The Real Meaning Behind Olivia Rodrigo's 'Favorite Crime'

Move aside, Disney's "High School Musical: The Musical: The Series." Olivia Rodrigo has a new gig as the songwriter of the summer. That's right — coming off the releases of her (massive) singles "Drivers License," "Deja Vu," and "Good 4 U," Rodrigo has released her debut album, "Sour." The 11-track album is Rodrigo's introduction to the music industry, but it could also be seen as a breakup anthology, since it's rumored that Rodrigo wrote at least some of the songs about ex-boyfriend and "High School Musical" co-star Joshua Bassett, according to Bustle. And according to ... everyone.

Nevertheless, Rodrigo's "Sour" is getting a ton of buzz.
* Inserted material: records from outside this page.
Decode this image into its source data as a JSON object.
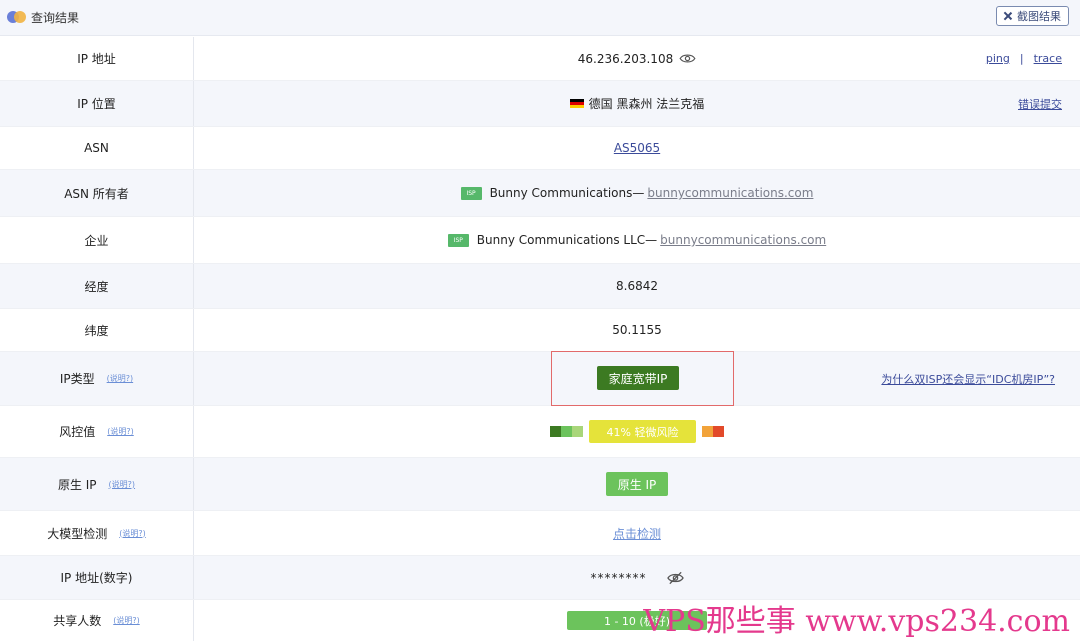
{
  "header": {
    "title": "查询结果",
    "screenshot_button": "截图结果"
  },
  "rows": {
    "ip_address": {
      "label": "IP 地址",
      "value": "46.236.203.108",
      "ping": "ping",
      "separator": "|",
      "trace": "trace"
    },
    "ip_location": {
      "label": "IP 位置",
      "value": "德国 黑森州 法兰克福",
      "flag": "germany-flag",
      "report": "错误提交"
    },
    "asn": {
      "label": "ASN",
      "value": "AS5065"
    },
    "asn_owner": {
      "label": "ASN 所有者",
      "badge": "ISP",
      "name": "Bunny Communications—",
      "domain": "bunnycommunications.com"
    },
    "company": {
      "label": "企业",
      "badge": "ISP",
      "name": "Bunny Communications LLC—",
      "domain": "bunnycommunications.com"
    },
    "longitude": {
      "label": "经度",
      "value": "8.6842"
    },
    "latitude": {
      "label": "纬度",
      "value": "50.1155"
    },
    "ip_type": {
      "label": "IP类型",
      "help": "(说明?)",
      "value": "家庭宽带IP",
      "right_link": "为什么双ISP还会显示“IDC机房IP”?"
    },
    "risk": {
      "label": "风控值",
      "help": "(说明?)",
      "value": "41%  轻微风险",
      "colors": [
        "#3c7a22",
        "#6cc35c",
        "#a9d67a",
        "#e5e33a",
        "#f2a33a",
        "#e24a2a"
      ]
    },
    "native_ip": {
      "label": "原生 IP",
      "help": "(说明?)",
      "value": "原生 IP"
    },
    "llm_check": {
      "label": "大模型检测",
      "help": "(说明?)",
      "value": "点击检测"
    },
    "ip_numeric": {
      "label": "IP 地址(数字)",
      "value": "********"
    },
    "share_count": {
      "label": "共享人数",
      "help": "(说明?)",
      "value": "1 - 10 (极好)"
    }
  },
  "watermark": "VPS那些事 www.vps234.com"
}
The album's first single, "Drivers License," spent eight weeks in the number one spot on Billboard's Global 200 chart and is also the first song of 2021 to pass one billion global streams, according to MRC Data (via Billboard). Rodrigo may not be writing the usual teeny-bopper songs that are conventional for her age group (she's only 18, per Billboard), and she's attempting to give her all to her music. "I'm a songwriter who writes from a place of authenticity and truth," she told Billboard. "And truthfully, love and happiness and everything weren't feelings that I was feeling at the time. And what's the point of putting out a record if it isn't something that you feel is important to say to people?" 

Knowing this, what's the meaning behind the album cut, "Favorite Crime"? Scroll down to find out!
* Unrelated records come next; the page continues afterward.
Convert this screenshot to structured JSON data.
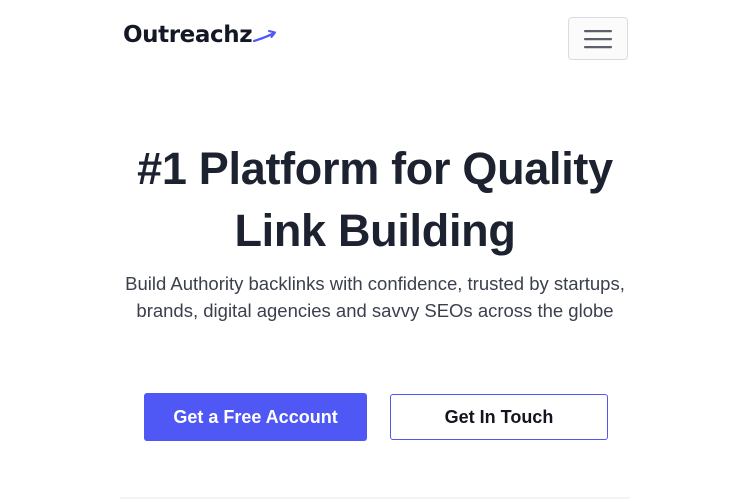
{
  "header": {
    "brand": "Outreachz",
    "brand_icon": "outreachz-logo-swoosh-icon",
    "menu_icon": "hamburger-menu-icon"
  },
  "hero": {
    "title": "#1 Platform for Quality Link Building",
    "subtitle": "Build Authority backlinks with confidence, trusted by startups, brands, digital agencies and savvy SEOs across the globe"
  },
  "actions": {
    "primary_label": "Get a Free Account",
    "secondary_label": "Get In Touch"
  },
  "colors": {
    "accent": "#4f57f4",
    "text": "#1d2230",
    "background": "#ffffff"
  }
}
Olivia Rodrigo is reclaiming her agency on Favorite Crime

Olivia Rodrigo is proving her ongoing star power with the release of her first studio album, "Sour." The "High School Musical: The Musical: The Series" actor and singer-songwriter is changing the pop landscape with powerful, breakup ballads that have taken over the music charts. And with her new album now streaming, what's the meaning behind one of her new songs, entitled, "Favorite Crime"?

"Favorite Crime" is the tenth song on "Sour" and it chronicles a journey of desperation and codependency in a past relationship. Rodrigo is using this song as a means to heal but also expresses vulnerability in the boundaries that she has barely established. With lyrics like "I let you treat me like that" and "I was your willing accomplice, honey," the 18-year-old expresses how she wasn't seeing the relationship clearly in the moment. 

In hindsight, Rodrigo sees the major issues in the relationship with, "you used me as an alibi / I crossed my heart as you crossed the line / and I defended you to all my friends." She never explicitly states where she now stands with her failed relationship, but she's coming to terms with how it wasn't healthy for her. And the world is listening.